I heard about the CSM for the first time from friends over Christmas 1999 and shortly thereafter, decided to try the Coureur des Bois Bronze in February 2000. With very little preparatory training, poor equipment and clothing and no real knowledge about the event, I completed nine of 10 sections, had open sores on the top of my feet from ice in my ski boots, was dead tired, and totally hooked on the challenge!
I have participated in each CSM since 2000 and have many fond memories, learned how to succeed at completing it under all sorts of conditions, and above all, enjoyed the camaraderie of the volunteers and fellow participants of all ages. Failing to complete my first Bronze as well as my first Gold resulted in good learning lessons, which I welcomed from other participants. The willingness to share techniques and tricks of how to be ready for the ever changing CSM ski conditions and routes and the help provided by fellow participants and the ever present volunteers just added to the feeling of accomplishment when you finish a CSM successfully.
I ski at a relatively slow and steady pace and usually make the cut-off to start section 5 each day with about 10 to 15 minutes to spare. Normally it takes me about 11 hours of skiing each day to complete the marathon and for the last 12 years have done so successfully.

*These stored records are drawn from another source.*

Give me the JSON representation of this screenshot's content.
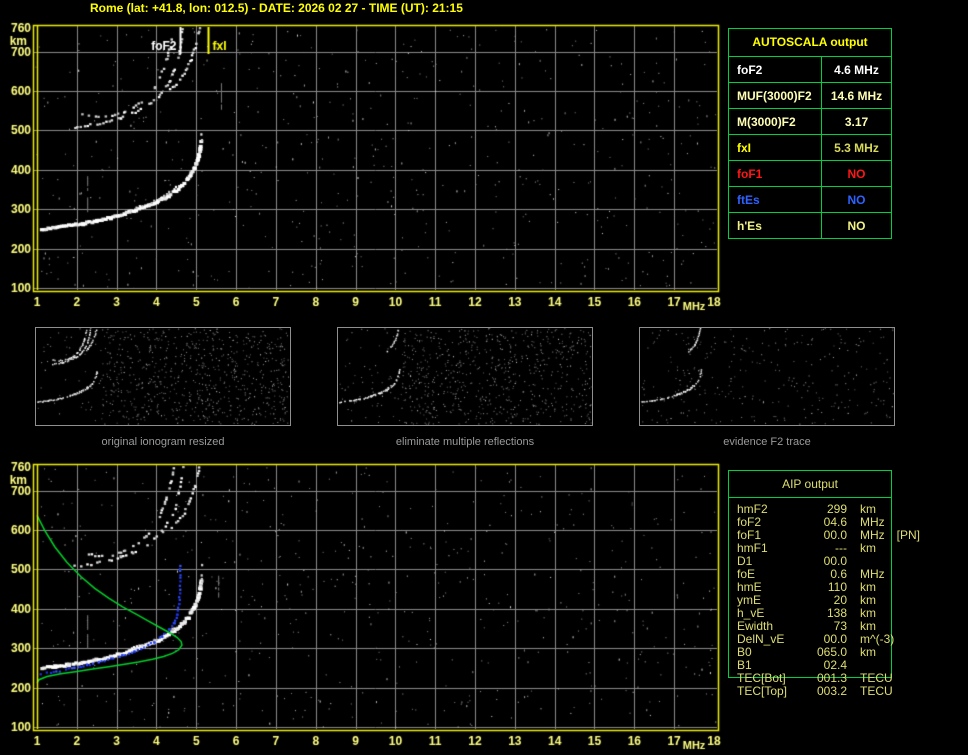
{
  "title": "Rome (lat: +41.8, lon: 012.5) - DATE: 2026 02 27 - TIME (UT): 21:15",
  "colors": {
    "background": "#000000",
    "title_yellow": "#ffff00",
    "axis_yellow": "#ffff80",
    "plot_border_yellow": "#f0f000",
    "grid_gray": "#8a8a8a",
    "table_border_green": "#00d040",
    "profile_green": "#00d22a",
    "trace_white": "#ffffff",
    "blue_points": "#2945ff",
    "caption_gray": "#9a9a9a",
    "aip_text": "#dede72"
  },
  "autoscala": {
    "header": "AUTOSCALA output",
    "rows": [
      {
        "label": "foF2",
        "value": "4.6 MHz",
        "color": "#ffffff",
        "value_color": "#ffffff"
      },
      {
        "label": "MUF(3000)F2",
        "value": "14.6 MHz",
        "color": "#ffffb4",
        "value_color": "#ffffb4"
      },
      {
        "label": "M(3000)F2",
        "value": "3.17",
        "color": "#ffffb4",
        "value_color": "#ffffb4"
      },
      {
        "label": "fxI",
        "value": "5.3 MHz",
        "color": "#ffff00",
        "value_color": "#d9d95a"
      },
      {
        "label": "foF1",
        "value": "NO",
        "color": "#ff1616",
        "value_color": "#ff1616"
      },
      {
        "label": "ftEs",
        "value": "NO",
        "color": "#2e62ff",
        "value_color": "#2e62ff"
      },
      {
        "label": "h'Es",
        "value": "NO",
        "color": "#f2f286",
        "value_color": "#f2f286"
      }
    ]
  },
  "aip": {
    "header": "AIP output",
    "rows": [
      {
        "label": "hmF2",
        "value": "299",
        "unit": "km",
        "note": ""
      },
      {
        "label": "foF2",
        "value": "04.6",
        "unit": "MHz",
        "note": ""
      },
      {
        "label": "foF1",
        "value": "00.0",
        "unit": "MHz",
        "note": "[PN]"
      },
      {
        "label": "hmF1",
        "value": "---",
        "unit": "km",
        "note": ""
      },
      {
        "label": "D1",
        "value": "00.0",
        "unit": "",
        "note": ""
      },
      {
        "label": "foE",
        "value": "0.6",
        "unit": "MHz",
        "note": ""
      },
      {
        "label": "hmE",
        "value": "110",
        "unit": "km",
        "note": ""
      },
      {
        "label": "ymE",
        "value": "20",
        "unit": "km",
        "note": ""
      },
      {
        "label": "h_vE",
        "value": "138",
        "unit": "km",
        "note": ""
      },
      {
        "label": "Ewidth",
        "value": "73",
        "unit": "km",
        "note": ""
      },
      {
        "label": "DelN_vE",
        "value": "00.0",
        "unit": "m^(-3)",
        "note": ""
      },
      {
        "label": "B0",
        "value": "065.0",
        "unit": "km",
        "note": ""
      },
      {
        "label": "B1",
        "value": "02.4",
        "unit": "",
        "note": ""
      },
      {
        "label": "TEC[Bot]",
        "value": "001.3",
        "unit": "TECU",
        "note": ""
      },
      {
        "label": "TEC[Top]",
        "value": "003.2",
        "unit": "TECU",
        "note": ""
      }
    ]
  },
  "captions": [
    "original ionogram resized",
    "eliminate multiple reflections",
    "evidence F2 trace"
  ],
  "chart_data": [
    {
      "id": "top-ionogram",
      "type": "scatter",
      "xlabel": "MHz",
      "ylabel": "km",
      "xlim": [
        1,
        18
      ],
      "ylim": [
        100,
        760
      ],
      "x_ticks": [
        1,
        2,
        3,
        4,
        5,
        6,
        7,
        8,
        9,
        10,
        11,
        12,
        13,
        14,
        15,
        16,
        17,
        18
      ],
      "y_ticks": [
        760,
        700,
        600,
        500,
        400,
        300,
        200,
        100
      ],
      "grid": true,
      "markers": [
        {
          "name": "foF2",
          "x": 4.6,
          "color": "#ffffff"
        },
        {
          "name": "fxI",
          "x": 5.3,
          "color": "#ffff00"
        }
      ],
      "series": [
        {
          "name": "F2-trace-ordinary",
          "points": [
            [
              1.12,
              249
            ],
            [
              1.45,
              253
            ],
            [
              1.8,
              258
            ],
            [
              2.15,
              263
            ],
            [
              2.5,
              270
            ],
            [
              2.85,
              278
            ],
            [
              3.2,
              288
            ],
            [
              3.5,
              298
            ],
            [
              3.8,
              309
            ],
            [
              4.05,
              320
            ],
            [
              4.3,
              333
            ],
            [
              4.5,
              347
            ],
            [
              4.65,
              360
            ],
            [
              4.8,
              378
            ],
            [
              4.95,
              402
            ],
            [
              5.05,
              428
            ],
            [
              5.1,
              452
            ],
            [
              5.13,
              470
            ]
          ]
        },
        {
          "name": "F2-trace-asymptote-faint",
          "points": [
            [
              5.13,
              470
            ],
            [
              5.15,
              512
            ]
          ]
        },
        {
          "name": "F2-trace-extraordinary",
          "points": [
            [
              3.3,
              296
            ],
            [
              3.65,
              308
            ],
            [
              3.95,
              320
            ],
            [
              4.2,
              333
            ],
            [
              4.4,
              347
            ],
            [
              4.55,
              360
            ]
          ]
        },
        {
          "name": "second-hop-a",
          "points": [
            [
              1.95,
              507
            ],
            [
              2.35,
              513
            ],
            [
              2.75,
              521
            ],
            [
              3.1,
              531
            ],
            [
              3.4,
              543
            ],
            [
              3.7,
              558
            ],
            [
              3.95,
              576
            ],
            [
              4.15,
              597
            ],
            [
              4.33,
              624
            ],
            [
              4.47,
              656
            ],
            [
              4.57,
              694
            ],
            [
              4.63,
              730
            ],
            [
              4.67,
              758
            ]
          ]
        },
        {
          "name": "second-hop-b",
          "points": [
            [
              2.15,
              541
            ],
            [
              2.55,
              535
            ],
            [
              2.9,
              537
            ],
            [
              3.2,
              546
            ],
            [
              3.5,
              562
            ],
            [
              3.75,
              584
            ],
            [
              3.95,
              610
            ],
            [
              4.12,
              642
            ],
            [
              4.26,
              680
            ],
            [
              4.37,
              722
            ],
            [
              4.44,
              757
            ]
          ]
        },
        {
          "name": "second-hop-x",
          "points": [
            [
              4.3,
              598
            ],
            [
              4.5,
              618
            ],
            [
              4.7,
              644
            ],
            [
              4.85,
              674
            ],
            [
              4.97,
              710
            ],
            [
              5.05,
              744
            ],
            [
              5.08,
              758
            ]
          ]
        }
      ],
      "noise": {
        "count": 580,
        "seed": 11,
        "streaks": [
          [
            2.26,
            300,
            385
          ],
          [
            5.62,
            560,
            620
          ]
        ]
      }
    },
    {
      "id": "bottom-ionogram",
      "type": "scatter",
      "xlabel": "MHz",
      "ylabel": "km",
      "xlim": [
        1,
        18
      ],
      "ylim": [
        100,
        760
      ],
      "x_ticks": [
        1,
        2,
        3,
        4,
        5,
        6,
        7,
        8,
        9,
        10,
        11,
        12,
        13,
        14,
        15,
        16,
        17,
        18
      ],
      "y_ticks": [
        760,
        700,
        600,
        500,
        400,
        300,
        200,
        100
      ],
      "grid": true,
      "markers": [],
      "series": [
        {
          "name": "F2-trace-ordinary",
          "points": [
            [
              1.12,
              249
            ],
            [
              1.45,
              253
            ],
            [
              1.8,
              258
            ],
            [
              2.15,
              263
            ],
            [
              2.5,
              270
            ],
            [
              2.85,
              278
            ],
            [
              3.2,
              288
            ],
            [
              3.5,
              298
            ],
            [
              3.8,
              309
            ],
            [
              4.05,
              320
            ],
            [
              4.3,
              333
            ],
            [
              4.5,
              347
            ],
            [
              4.65,
              360
            ],
            [
              4.8,
              378
            ],
            [
              4.95,
              402
            ],
            [
              5.05,
              428
            ],
            [
              5.1,
              452
            ],
            [
              5.13,
              470
            ]
          ]
        },
        {
          "name": "F2-trace-asymptote-faint",
          "points": [
            [
              5.13,
              470
            ],
            [
              5.15,
              512
            ]
          ]
        },
        {
          "name": "F2-trace-extraordinary",
          "points": [
            [
              3.3,
              296
            ],
            [
              3.65,
              308
            ],
            [
              3.95,
              320
            ],
            [
              4.2,
              333
            ],
            [
              4.4,
              347
            ],
            [
              4.55,
              360
            ]
          ]
        },
        {
          "name": "second-hop-a",
          "points": [
            [
              1.95,
              507
            ],
            [
              2.35,
              513
            ],
            [
              2.75,
              521
            ],
            [
              3.1,
              531
            ],
            [
              3.4,
              543
            ],
            [
              3.7,
              558
            ],
            [
              3.95,
              576
            ],
            [
              4.15,
              597
            ],
            [
              4.33,
              624
            ],
            [
              4.47,
              656
            ],
            [
              4.57,
              694
            ],
            [
              4.63,
              730
            ],
            [
              4.67,
              758
            ]
          ]
        },
        {
          "name": "second-hop-b",
          "points": [
            [
              2.15,
              541
            ],
            [
              2.55,
              535
            ],
            [
              2.9,
              537
            ],
            [
              3.2,
              546
            ],
            [
              3.5,
              562
            ],
            [
              3.75,
              584
            ],
            [
              3.95,
              610
            ],
            [
              4.12,
              642
            ],
            [
              4.26,
              680
            ],
            [
              4.37,
              722
            ],
            [
              4.44,
              757
            ]
          ]
        },
        {
          "name": "second-hop-x",
          "points": [
            [
              4.3,
              598
            ],
            [
              4.5,
              618
            ],
            [
              4.7,
              644
            ],
            [
              4.85,
              674
            ],
            [
              4.97,
              710
            ],
            [
              5.05,
              744
            ],
            [
              5.08,
              758
            ]
          ]
        },
        {
          "name": "electron-density-profile",
          "color": "#00d22a",
          "points": [
            [
              1.0,
              637
            ],
            [
              1.2,
              598
            ],
            [
              1.45,
              557
            ],
            [
              1.75,
              518
            ],
            [
              2.1,
              482
            ],
            [
              2.45,
              452
            ],
            [
              2.8,
              427
            ],
            [
              3.15,
              405
            ],
            [
              3.5,
              386
            ],
            [
              3.8,
              369
            ],
            [
              4.1,
              352
            ],
            [
              4.35,
              338
            ],
            [
              4.52,
              327
            ],
            [
              4.62,
              317
            ],
            [
              4.64,
              308
            ],
            [
              4.56,
              296
            ],
            [
              4.4,
              287
            ],
            [
              4.18,
              279
            ],
            [
              3.9,
              272
            ],
            [
              3.55,
              265
            ],
            [
              3.2,
              259
            ],
            [
              2.8,
              253
            ],
            [
              2.4,
              247
            ],
            [
              2.0,
              241
            ],
            [
              1.6,
              235
            ],
            [
              1.25,
              228
            ],
            [
              1.05,
              220
            ],
            [
              1.0,
              212
            ]
          ]
        },
        {
          "name": "autoscaled-trace-points",
          "color": "#2945ff",
          "points": [
            [
              1.08,
              233
            ],
            [
              1.35,
              238
            ],
            [
              1.65,
              244
            ],
            [
              1.95,
              250
            ],
            [
              2.25,
              257
            ],
            [
              2.55,
              264
            ],
            [
              2.85,
              272
            ],
            [
              3.15,
              281
            ],
            [
              3.45,
              292
            ],
            [
              3.7,
              303
            ],
            [
              3.95,
              316
            ],
            [
              4.15,
              330
            ],
            [
              4.32,
              346
            ],
            [
              4.45,
              364
            ],
            [
              4.53,
              386
            ],
            [
              4.57,
              412
            ],
            [
              4.59,
              440
            ],
            [
              4.6,
              468
            ],
            [
              4.6,
              495
            ],
            [
              4.6,
              510
            ]
          ]
        }
      ],
      "noise": {
        "count": 580,
        "seed": 29,
        "streaks": [
          [
            2.26,
            300,
            385
          ],
          [
            5.55,
            430,
            490
          ]
        ]
      }
    }
  ]
}
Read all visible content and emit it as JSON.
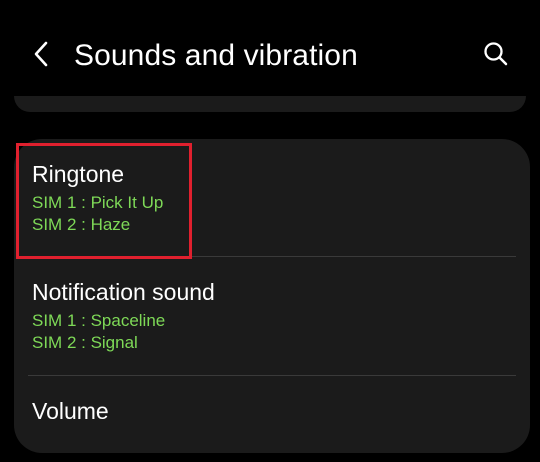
{
  "header": {
    "title": "Sounds and vibration",
    "back_icon": "chevron-left-icon",
    "search_icon": "search-icon"
  },
  "settings": {
    "ringtone": {
      "label": "Ringtone",
      "sim1": "SIM 1 : Pick It Up",
      "sim2": "SIM 2 : Haze"
    },
    "notification_sound": {
      "label": "Notification sound",
      "sim1": "SIM 1 : Spaceline",
      "sim2": "SIM 2 : Signal"
    },
    "volume": {
      "label": "Volume"
    }
  },
  "colors": {
    "background": "#000000",
    "card": "#1b1b1b",
    "accent_green": "#7ed957",
    "highlight_red": "#e0202e"
  }
}
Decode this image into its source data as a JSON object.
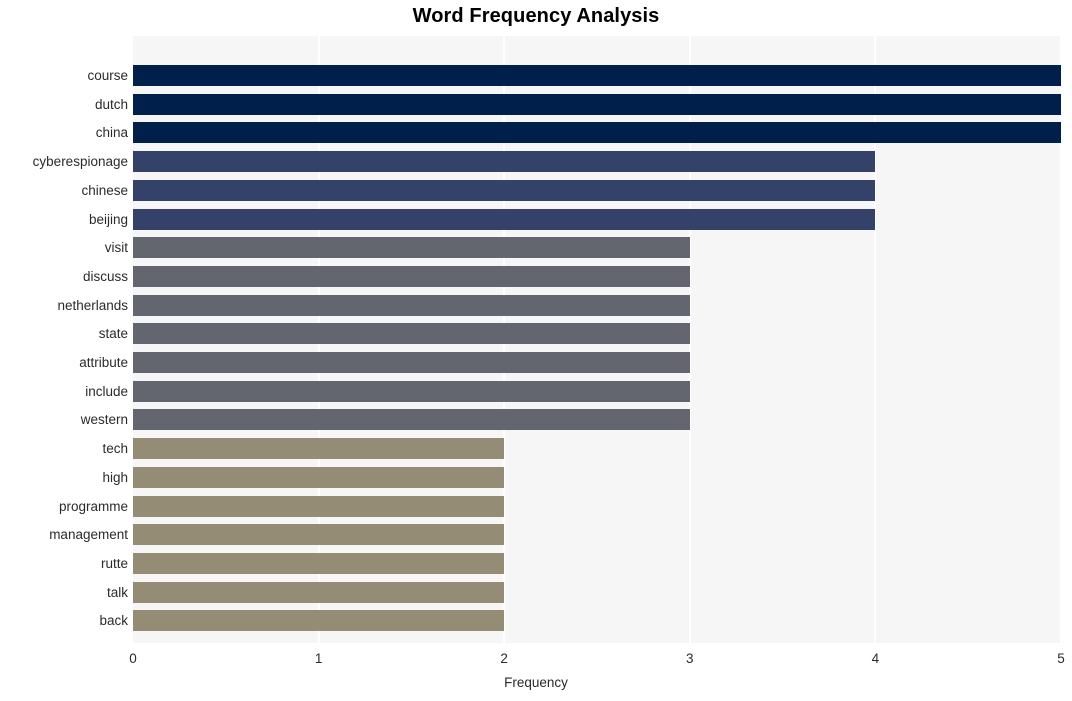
{
  "chart_data": {
    "type": "bar",
    "orientation": "horizontal",
    "title": "Word Frequency Analysis",
    "xlabel": "Frequency",
    "ylabel": "",
    "xlim": [
      0,
      5
    ],
    "xticks": [
      "0",
      "1",
      "2",
      "3",
      "4",
      "5"
    ],
    "xtick_values": [
      0,
      1,
      2,
      3,
      4,
      5
    ],
    "grid": true,
    "grid_axis": "x",
    "legend": "none",
    "categories": [
      "course",
      "dutch",
      "china",
      "cyberespionage",
      "chinese",
      "beijing",
      "visit",
      "discuss",
      "netherlands",
      "state",
      "attribute",
      "include",
      "western",
      "tech",
      "high",
      "programme",
      "management",
      "rutte",
      "talk",
      "back"
    ],
    "values": [
      5,
      5,
      5,
      4,
      4,
      4,
      3,
      3,
      3,
      3,
      3,
      3,
      3,
      2,
      2,
      2,
      2,
      2,
      2,
      2
    ],
    "bar_colors": [
      "#011f4b",
      "#011f4b",
      "#011f4b",
      "#344169",
      "#344169",
      "#344169",
      "#63656f",
      "#63656f",
      "#63656f",
      "#63656f",
      "#63656f",
      "#63656f",
      "#63656f",
      "#948c74",
      "#948c74",
      "#948c74",
      "#948c74",
      "#948c74",
      "#948c74",
      "#948c74"
    ]
  },
  "style": {
    "plot_background": "#f6f6f7",
    "page_background": "#ffffff",
    "gridline_color": "#ffffff",
    "text_color": "#2b2b2b",
    "title_color": "#000000"
  }
}
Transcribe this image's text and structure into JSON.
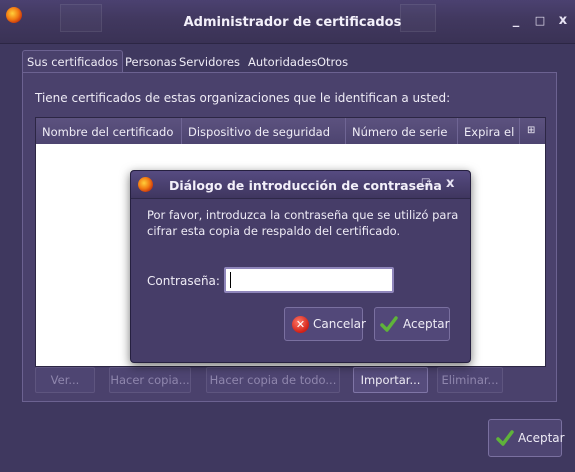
{
  "window": {
    "title": "Administrador de certificados",
    "minimize": "_",
    "maximize": "□",
    "close": "x"
  },
  "tabs": [
    {
      "label": "Sus certificados",
      "active": true
    },
    {
      "label": "Personas",
      "active": false
    },
    {
      "label": "Servidores",
      "active": false
    },
    {
      "label": "Autoridades",
      "active": false
    },
    {
      "label": "Otros",
      "active": false
    }
  ],
  "panel": {
    "intro": "Tiene certificados de estas organizaciones que le identifican a usted:",
    "columns": [
      "Nombre del certificado",
      "Dispositivo de seguridad",
      "Número de serie",
      "Expira el",
      "⊞"
    ],
    "rows": []
  },
  "actions": {
    "view": "Ver...",
    "backup": "Hacer copia...",
    "backup_all": "Hacer copia de todo...",
    "import": "Importar...",
    "delete": "Eliminar..."
  },
  "footer": {
    "accept": "Aceptar"
  },
  "dialog": {
    "title": "Diálogo de introducción de contraseña",
    "maximize": "□",
    "close": "x",
    "message": "Por favor, introduzca la contraseña que se utilizó para cifrar esta copia de respaldo del certificado.",
    "password_label": "Contraseña:",
    "password_value": "",
    "cancel": "Cancelar",
    "accept": "Aceptar"
  },
  "icons": {
    "app": "firefox-icon",
    "cancel": "cancel-icon",
    "accept": "check-icon"
  },
  "colors": {
    "window_bg": "#3f385f",
    "panel_bg": "#4a416c",
    "accept_green": "#5fb33a",
    "cancel_red": "#d22015"
  }
}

It was even more enjoyable when my eldest daughter was able to join me on the CSM including the Gold camp in her last year. It was a wonderful family experience!
The Gold Camp is always special and one of the highlights of the CSM. The challenge that it represents whether it is -25C plus wind or you wake up covered in snow, there is always a willingness to help each other and the volunteers ensured that there was enough hay/straw, wood for the fire and hot water. They are an awesome presence who make the CSM possible! Over the years, you meet up with the same skiers as well as volunteers and you begin to feel like one, big family.
It is the mingling of all levels of expertise, all ages of participants, the pleasant and omnipresent volunteers and the hard working CSM leadership that make this event so unique and special. The CSM Board has always been courageous in making the tough decisions with safety of everyone uppermost in their minds. I remember in 2002 when the first day of the CSM had to be cancelled due to pouring rain at the start of day one as the temperature dropped to -20C within four hours in a flash freeze and yet managed to salvage day two thanks to the excellent trail grooming skills of the volunteers. I also remember when there was no snow until the middle of January and the decision was made to continue planning the event which did run as scheduled. And when lack of snow made an east-west route unsafe, the leadership came up with a north-south route on very short notice to ensure that the event could run.
The Canadian Ski Marathon is many things, from the participants, the many volunteers and the focused leadership that bring it all together to create one of the premier xcountry skiing events in the world. It is an outstanding challenge for everyone- the participants and the volunteers. Whether you finish it or not, whether you participate as a Coureur des Bois or a Tourer or a volunteer, your experience is unique, challenging and very worthwhile. The CSM is a Canadian success story, which I hope will continue for generations to come. I very much look forward to the next one.
Joep Diening – Permanent bib # 220